Exploration of the Poem’s Sound and Rhythm
John Ashbery’s “Self-Portrait in a Convex Mirror” (1975) is a poem that is not only rich in meaning and imagery but also in its sound and rhythm. The poem is composed of 15 sections, each with its own unique structure and musicality. Ashbery’s use of repetition, alliteration, and assonance creates a musicality that is both pleasing to the ear and enhances the poem’s meaning.
One example of Ashbery’s use of sound is in the first section of the poem, where he repeats the phrase “the surface” several times. This repetition not only emphasizes the importance of the surface in the painting but also creates a rhythmic pattern that draws the reader in. Additionally, Ashbery’s use of alliteration in phrases such as “the convex glass” and “the curve of the mirror” adds to the musicality of the poem.
Another example of Ashbery’s use of sound is in the fifth section of the poem, where he uses assonance to create a dreamlike quality. The repetition of the long “o” sound in phrases such as “slowly, slowly the boat” and “the moon rose over an open field” creates a sense of calm and tranquility, as if the reader is drifting along with the boat in the moonlight.
Overall, Ashbery’s use of sound and rhythm in “Self-Portrait in a Convex Mirror” adds to the poem’s complexity and enhances its meaning. The musicality of the poem draws the reader in and creates a sense of unity between the words and the reader.
Analysis of Specific Lines and Stanzas
One of the most striking aspects of John Ashbery’s “Self-Portrait in a Convex Mirror” is the way in which the poem’s structure and language work together to create a sense of fragmentation and disorientation. This is particularly evident in the poem’s opening lines, which read:
“As Parmigianino did it, the right hand.
Bigger than the head, thrust at the viewer.
And swerving easily away, as though to protect.
What it advertises.”
Here, Ashbery uses a series of enjambments and fragmented phrases to create a sense of movement and instability.
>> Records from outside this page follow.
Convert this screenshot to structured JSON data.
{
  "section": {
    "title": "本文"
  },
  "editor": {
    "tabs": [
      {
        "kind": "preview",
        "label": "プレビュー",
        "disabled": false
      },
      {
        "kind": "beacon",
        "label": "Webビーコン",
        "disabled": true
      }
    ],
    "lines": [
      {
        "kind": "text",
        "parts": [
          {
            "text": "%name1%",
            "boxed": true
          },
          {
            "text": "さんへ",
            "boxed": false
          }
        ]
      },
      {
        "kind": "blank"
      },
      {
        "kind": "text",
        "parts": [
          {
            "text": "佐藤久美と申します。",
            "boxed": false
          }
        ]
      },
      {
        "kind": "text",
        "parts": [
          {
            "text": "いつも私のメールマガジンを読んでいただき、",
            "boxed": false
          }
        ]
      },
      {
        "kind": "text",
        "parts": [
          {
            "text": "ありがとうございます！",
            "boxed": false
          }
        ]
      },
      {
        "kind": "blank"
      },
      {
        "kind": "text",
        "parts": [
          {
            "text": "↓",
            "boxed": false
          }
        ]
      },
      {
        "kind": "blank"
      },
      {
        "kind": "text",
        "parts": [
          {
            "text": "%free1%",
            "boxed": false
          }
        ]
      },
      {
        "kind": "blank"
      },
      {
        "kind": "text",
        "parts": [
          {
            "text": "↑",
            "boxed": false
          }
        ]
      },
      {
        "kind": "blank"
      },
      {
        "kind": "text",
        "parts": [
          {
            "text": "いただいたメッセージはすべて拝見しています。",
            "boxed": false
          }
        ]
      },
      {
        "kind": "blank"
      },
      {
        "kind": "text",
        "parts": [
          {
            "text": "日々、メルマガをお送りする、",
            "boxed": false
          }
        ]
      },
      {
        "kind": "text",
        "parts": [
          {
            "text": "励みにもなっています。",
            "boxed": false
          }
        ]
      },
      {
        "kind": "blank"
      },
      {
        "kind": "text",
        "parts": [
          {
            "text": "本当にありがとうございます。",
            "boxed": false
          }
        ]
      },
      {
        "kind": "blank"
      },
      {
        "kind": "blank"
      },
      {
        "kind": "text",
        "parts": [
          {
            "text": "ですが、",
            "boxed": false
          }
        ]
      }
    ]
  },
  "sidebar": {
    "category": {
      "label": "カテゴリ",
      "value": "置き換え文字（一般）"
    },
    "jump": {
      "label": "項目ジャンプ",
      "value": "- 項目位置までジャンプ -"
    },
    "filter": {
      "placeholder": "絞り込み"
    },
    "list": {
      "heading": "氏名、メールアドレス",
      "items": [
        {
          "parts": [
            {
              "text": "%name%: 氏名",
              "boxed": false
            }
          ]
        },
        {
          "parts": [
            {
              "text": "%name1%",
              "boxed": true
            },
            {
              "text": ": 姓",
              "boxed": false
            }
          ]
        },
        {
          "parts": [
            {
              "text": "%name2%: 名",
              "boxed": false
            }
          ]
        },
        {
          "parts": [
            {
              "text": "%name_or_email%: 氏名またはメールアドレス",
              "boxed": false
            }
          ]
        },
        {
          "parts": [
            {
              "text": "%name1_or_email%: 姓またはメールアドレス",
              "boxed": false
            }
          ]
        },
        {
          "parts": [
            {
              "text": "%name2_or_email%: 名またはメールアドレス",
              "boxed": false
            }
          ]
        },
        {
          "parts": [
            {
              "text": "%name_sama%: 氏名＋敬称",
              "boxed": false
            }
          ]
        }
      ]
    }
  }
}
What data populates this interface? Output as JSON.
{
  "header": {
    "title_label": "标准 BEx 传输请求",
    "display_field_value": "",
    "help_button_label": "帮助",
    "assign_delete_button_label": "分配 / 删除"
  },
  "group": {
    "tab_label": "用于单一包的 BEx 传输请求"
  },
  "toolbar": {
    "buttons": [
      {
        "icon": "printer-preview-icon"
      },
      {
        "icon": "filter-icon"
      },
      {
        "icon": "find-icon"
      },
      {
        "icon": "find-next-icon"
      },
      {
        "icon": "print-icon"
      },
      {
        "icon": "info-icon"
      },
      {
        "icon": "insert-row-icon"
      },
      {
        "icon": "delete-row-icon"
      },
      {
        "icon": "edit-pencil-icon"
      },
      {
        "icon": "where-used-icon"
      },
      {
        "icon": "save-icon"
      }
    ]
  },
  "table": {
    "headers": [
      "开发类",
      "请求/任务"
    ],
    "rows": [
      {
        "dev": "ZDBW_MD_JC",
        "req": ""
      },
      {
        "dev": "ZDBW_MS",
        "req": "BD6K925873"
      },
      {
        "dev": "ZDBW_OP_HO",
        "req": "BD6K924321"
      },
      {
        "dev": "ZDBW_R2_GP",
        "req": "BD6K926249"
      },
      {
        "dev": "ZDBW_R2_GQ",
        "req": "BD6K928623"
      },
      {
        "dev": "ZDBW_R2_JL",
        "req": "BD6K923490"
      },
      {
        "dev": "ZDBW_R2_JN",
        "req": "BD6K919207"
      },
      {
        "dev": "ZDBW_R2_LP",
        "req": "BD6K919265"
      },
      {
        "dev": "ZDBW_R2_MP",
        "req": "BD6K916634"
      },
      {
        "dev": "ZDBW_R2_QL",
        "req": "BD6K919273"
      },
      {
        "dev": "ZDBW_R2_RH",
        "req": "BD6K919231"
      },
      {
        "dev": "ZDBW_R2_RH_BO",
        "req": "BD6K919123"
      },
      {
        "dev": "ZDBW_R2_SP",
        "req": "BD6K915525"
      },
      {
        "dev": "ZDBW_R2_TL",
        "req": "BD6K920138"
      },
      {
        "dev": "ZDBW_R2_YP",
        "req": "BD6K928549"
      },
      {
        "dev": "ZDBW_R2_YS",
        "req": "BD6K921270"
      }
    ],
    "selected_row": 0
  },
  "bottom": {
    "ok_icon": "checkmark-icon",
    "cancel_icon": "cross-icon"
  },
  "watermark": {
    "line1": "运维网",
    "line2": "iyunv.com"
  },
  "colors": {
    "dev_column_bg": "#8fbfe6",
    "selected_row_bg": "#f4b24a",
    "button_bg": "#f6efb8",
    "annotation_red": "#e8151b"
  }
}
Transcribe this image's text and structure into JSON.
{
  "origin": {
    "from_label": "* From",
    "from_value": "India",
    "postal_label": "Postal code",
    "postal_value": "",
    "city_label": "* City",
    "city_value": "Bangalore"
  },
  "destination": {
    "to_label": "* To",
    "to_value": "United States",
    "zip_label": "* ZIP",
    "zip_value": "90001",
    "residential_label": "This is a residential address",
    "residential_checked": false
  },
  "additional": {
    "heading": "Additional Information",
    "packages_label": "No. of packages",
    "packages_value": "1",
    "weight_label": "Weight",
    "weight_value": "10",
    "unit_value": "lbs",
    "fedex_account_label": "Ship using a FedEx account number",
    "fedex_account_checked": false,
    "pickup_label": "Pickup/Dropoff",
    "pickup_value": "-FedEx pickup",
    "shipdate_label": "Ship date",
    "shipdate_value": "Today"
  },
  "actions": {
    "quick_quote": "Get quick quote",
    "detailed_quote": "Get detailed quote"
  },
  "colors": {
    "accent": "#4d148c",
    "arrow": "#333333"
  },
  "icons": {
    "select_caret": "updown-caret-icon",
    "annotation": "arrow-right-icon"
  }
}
The image of Parmigianino’s hand “swerving easily away” from the viewer is particularly striking, as it suggests a sense of evasion or avoidance. This theme of evasion and fragmentation is further developed in later stanzas, such as when Ashbery writes:
“The soul establishes itself.
But how far can it swim out through the eyes.
And still return safely to its nest? The surface.
Of the mirror being convex, the distance increases.
Significantly; that is, enough to make the point.
That the soul is a captive, treated humanely, kept.
In suspension, unable to advance much farther.
Than your look as it intercepts the picture.”
Here, Ashbery uses the metaphor of the convex mirror to explore the idea of the self as a fragmented and elusive entity. The image of the soul “swimming out through the eyes” suggests a sense of vulnerability and exposure, while the idea of the soul being “kept in suspension” speaks to the idea of being trapped or confined. Overall, these lines demonstrate Ashbery’s skill at using language and structure to create a sense of disorientation and fragmentation, while also exploring complex themes related to identity and selfhood.
Discussion of Ashbery’s Writing Style
John Ashbery’s writing style in “Self-Portrait in a Convex Mirror” is often described as complex and elusive. He employs a stream-of-consciousness technique, jumping from one thought to another without clear transitions. This can make the poem difficult to follow at times, but it also allows for a sense of spontaneity and unpredictability. Ashbery also uses a wide range of references and allusions, from art and literature to pop culture and everyday life. This creates a sense of richness and depth in the poem, but can also make it challenging for readers who are not familiar with all of the references. Overall, Ashbery’s writing style in “Self-Portrait in a Convex Mirror” is a reflection of his unique perspective and his willingness to experiment with language and form.